> [Assigned task]
Leave every picture out, and print the full listing again exactly.

=== Begin Enclosure ===

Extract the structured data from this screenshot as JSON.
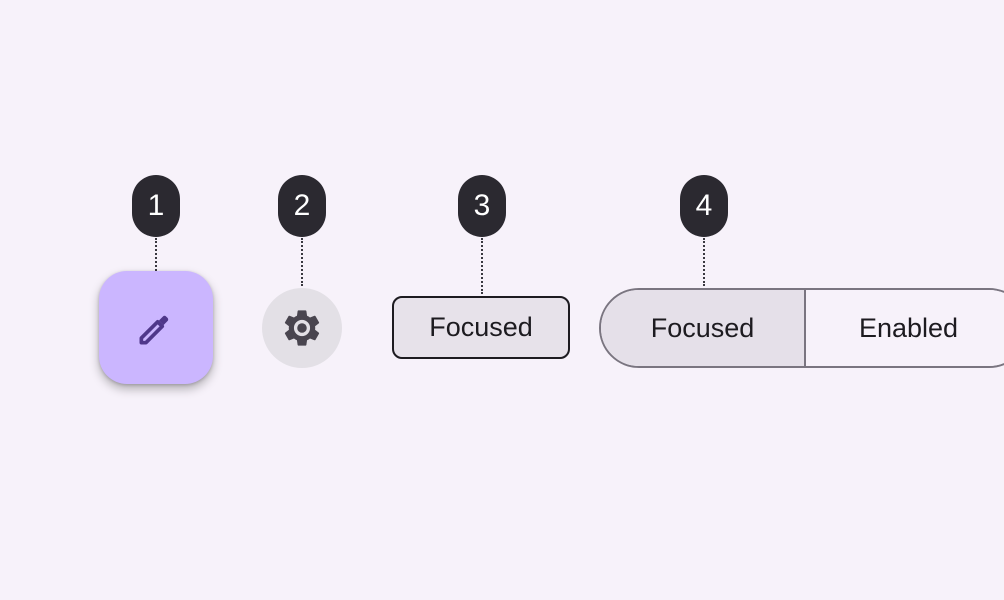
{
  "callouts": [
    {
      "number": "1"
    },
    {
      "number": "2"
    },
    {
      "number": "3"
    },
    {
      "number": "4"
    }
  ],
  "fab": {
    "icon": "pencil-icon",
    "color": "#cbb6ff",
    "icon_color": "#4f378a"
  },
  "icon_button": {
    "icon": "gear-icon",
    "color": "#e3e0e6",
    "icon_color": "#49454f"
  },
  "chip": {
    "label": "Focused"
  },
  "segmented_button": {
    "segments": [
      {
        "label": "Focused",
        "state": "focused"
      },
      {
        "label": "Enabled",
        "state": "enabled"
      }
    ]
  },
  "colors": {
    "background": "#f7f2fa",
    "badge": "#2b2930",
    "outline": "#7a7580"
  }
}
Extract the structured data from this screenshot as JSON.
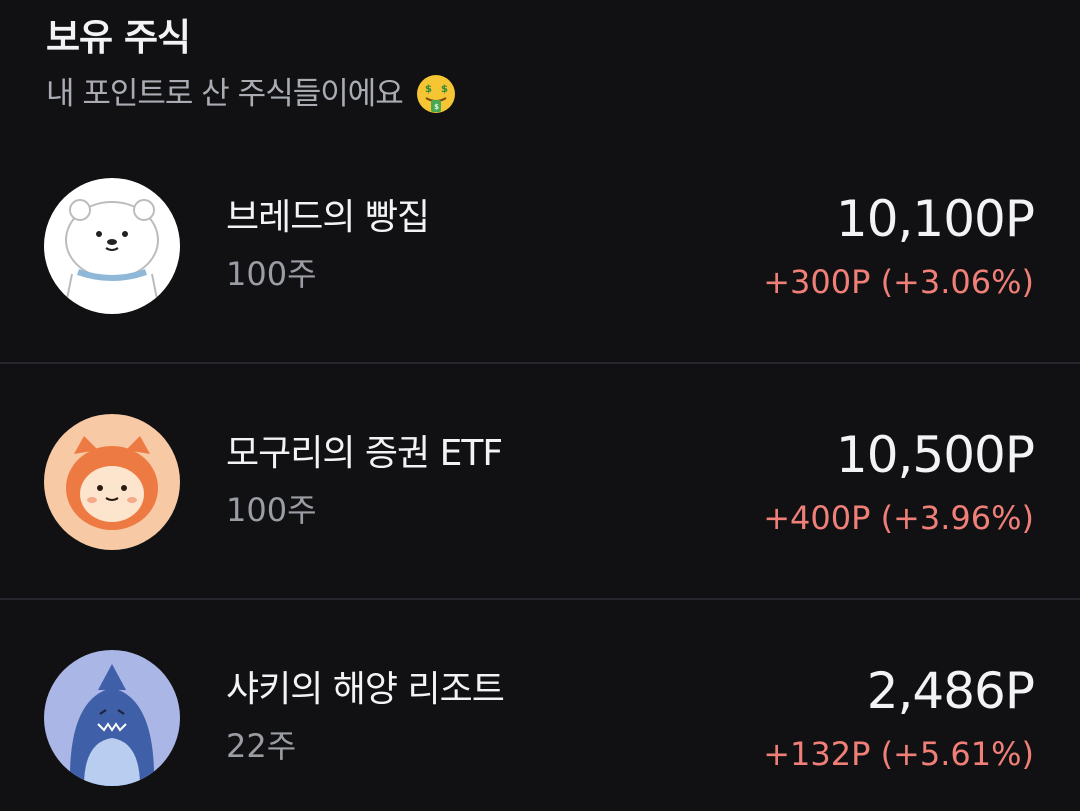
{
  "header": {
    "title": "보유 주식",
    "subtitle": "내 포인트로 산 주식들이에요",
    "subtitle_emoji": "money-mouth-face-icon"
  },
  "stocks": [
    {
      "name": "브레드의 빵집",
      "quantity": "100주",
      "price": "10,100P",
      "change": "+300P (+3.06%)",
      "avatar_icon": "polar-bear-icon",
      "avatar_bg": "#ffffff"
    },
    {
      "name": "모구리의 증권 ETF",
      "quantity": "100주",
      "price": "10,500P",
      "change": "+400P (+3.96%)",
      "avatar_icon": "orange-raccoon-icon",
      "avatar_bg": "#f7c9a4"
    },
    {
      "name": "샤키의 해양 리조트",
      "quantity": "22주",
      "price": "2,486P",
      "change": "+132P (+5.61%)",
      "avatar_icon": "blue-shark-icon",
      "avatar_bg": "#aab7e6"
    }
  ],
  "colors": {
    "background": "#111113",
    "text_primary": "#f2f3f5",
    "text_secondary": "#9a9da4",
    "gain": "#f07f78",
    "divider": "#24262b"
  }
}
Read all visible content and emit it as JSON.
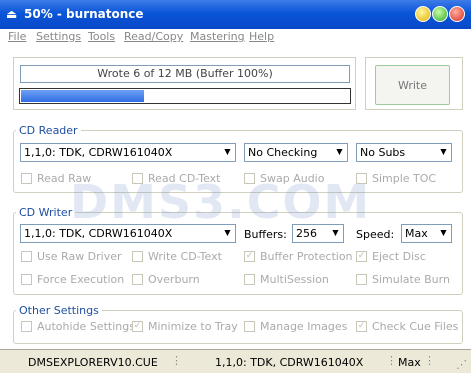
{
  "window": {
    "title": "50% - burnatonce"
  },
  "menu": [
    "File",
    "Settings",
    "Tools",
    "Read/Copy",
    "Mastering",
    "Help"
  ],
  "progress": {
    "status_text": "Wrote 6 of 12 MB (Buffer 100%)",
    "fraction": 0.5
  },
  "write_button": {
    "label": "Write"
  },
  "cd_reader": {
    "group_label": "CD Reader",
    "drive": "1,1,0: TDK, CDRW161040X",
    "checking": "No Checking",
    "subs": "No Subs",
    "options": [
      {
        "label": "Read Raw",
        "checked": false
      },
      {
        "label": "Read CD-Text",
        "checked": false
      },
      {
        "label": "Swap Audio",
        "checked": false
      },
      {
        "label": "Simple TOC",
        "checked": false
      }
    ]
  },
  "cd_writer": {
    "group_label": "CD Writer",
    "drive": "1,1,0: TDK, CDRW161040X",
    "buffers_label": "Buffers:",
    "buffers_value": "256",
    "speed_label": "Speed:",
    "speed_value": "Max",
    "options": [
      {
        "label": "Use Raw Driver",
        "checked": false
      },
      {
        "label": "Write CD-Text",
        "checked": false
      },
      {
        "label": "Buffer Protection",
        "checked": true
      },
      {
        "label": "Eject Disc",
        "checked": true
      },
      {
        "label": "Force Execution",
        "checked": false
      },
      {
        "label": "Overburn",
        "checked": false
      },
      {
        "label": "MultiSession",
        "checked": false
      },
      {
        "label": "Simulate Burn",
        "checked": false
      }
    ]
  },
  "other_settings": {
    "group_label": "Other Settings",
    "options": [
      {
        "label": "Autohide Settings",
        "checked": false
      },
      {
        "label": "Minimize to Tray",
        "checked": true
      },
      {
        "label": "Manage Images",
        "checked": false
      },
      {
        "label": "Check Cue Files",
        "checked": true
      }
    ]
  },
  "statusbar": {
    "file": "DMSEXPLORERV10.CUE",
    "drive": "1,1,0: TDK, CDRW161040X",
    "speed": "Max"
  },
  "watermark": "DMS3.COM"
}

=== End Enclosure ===

> [Written solution]
Extract the structured data from this screenshot as JSON.
{
  "callouts": [
    {
      "number": "1"
    },
    {
      "number": "2"
    },
    {
      "number": "3"
    },
    {
      "number": "4"
    }
  ],
  "fab": {
    "icon": "pencil-icon",
    "color": "#cbb6ff",
    "icon_color": "#4f378a"
  },
  "icon_button": {
    "icon": "gear-icon",
    "color": "#e3e0e6",
    "icon_color": "#49454f"
  },
  "chip": {
    "label": "Focused"
  },
  "segmented_button": {
    "segments": [
      {
        "label": "Focused",
        "state": "focused"
      },
      {
        "label": "Enabled",
        "state": "enabled"
      }
    ]
  },
  "colors": {
    "background": "#f7f2fa",
    "badge": "#2b2930",
    "outline": "#7a7580"
  }
}
Extract the structured data from this screenshot as JSON.
{
  "header": {
    "title": "보유 주식",
    "subtitle": "내 포인트로 산 주식들이에요",
    "subtitle_emoji": "money-mouth-face-icon"
  },
  "stocks": [
    {
      "name": "브레드의 빵집",
      "quantity": "100주",
      "price": "10,100P",
      "change": "+300P (+3.06%)",
      "avatar_icon": "polar-bear-icon",
      "avatar_bg": "#ffffff"
    },
    {
      "name": "모구리의 증권 ETF",
      "quantity": "100주",
      "price": "10,500P",
      "change": "+400P (+3.96%)",
      "avatar_icon": "orange-raccoon-icon",
      "avatar_bg": "#f7c9a4"
    },
    {
      "name": "샤키의 해양 리조트",
      "quantity": "22주",
      "price": "2,486P",
      "change": "+132P (+5.61%)",
      "avatar_icon": "blue-shark-icon",
      "avatar_bg": "#aab7e6"
    }
  ],
  "colors": {
    "background": "#111113",
    "text_primary": "#f2f3f5",
    "text_secondary": "#9a9da4",
    "gain": "#f07f78",
    "divider": "#24262b"
  }
}
Read all visible content and emit it as JSON.
{
  "window": {
    "title": "50% - burnatonce"
  },
  "menu": [
    "File",
    "Settings",
    "Tools",
    "Read/Copy",
    "Mastering",
    "Help"
  ],
  "progress": {
    "status_text": "Wrote 6 of 12 MB (Buffer 100%)",
    "fraction": 0.5
  },
  "write_button": {
    "label": "Write"
  },
  "cd_reader": {
    "group_label": "CD Reader",
    "drive": "1,1,0: TDK, CDRW161040X",
    "checking": "No Checking",
    "subs": "No Subs",
    "options": [
      {
        "label": "Read Raw",
        "checked": false
      },
      {
        "label": "Read CD-Text",
        "checked": false
      },
      {
        "label": "Swap Audio",
        "checked": false
      },
      {
        "label": "Simple TOC",
        "checked": false
      }
    ]
  },
  "cd_writer": {
    "group_label": "CD Writer",
    "drive": "1,1,0: TDK, CDRW161040X",
    "buffers_label": "Buffers:",
    "buffers_value": "256",
    "speed_label": "Speed:",
    "speed_value": "Max",
    "options": [
      {
        "label": "Use Raw Driver",
        "checked": false
      },
      {
        "label": "Write CD-Text",
        "checked": false
      },
      {
        "label": "Buffer Protection",
        "checked": true
      },
      {
        "label": "Eject Disc",
        "checked": true
      },
      {
        "label": "Force Execution",
        "checked": false
      },
      {
        "label": "Overburn",
        "checked": false
      },
      {
        "label": "MultiSession",
        "checked": false
      },
      {
        "label": "Simulate Burn",
        "checked": false
      }
    ]
  },
  "other_settings": {
    "group_label": "Other Settings",
    "options": [
      {
        "label": "Autohide Settings",
        "checked": false
      },
      {
        "label": "Minimize to Tray",
        "checked": true
      },
      {
        "label": "Manage Images",
        "checked": false
      },
      {
        "label": "Check Cue Files",
        "checked": true
      }
    ]
  },
  "statusbar": {
    "file": "DMSEXPLORERV10.CUE",
    "drive": "1,1,0: TDK, CDRW161040X",
    "speed": "Max"
  },
  "watermark": "DMS3.COM"
}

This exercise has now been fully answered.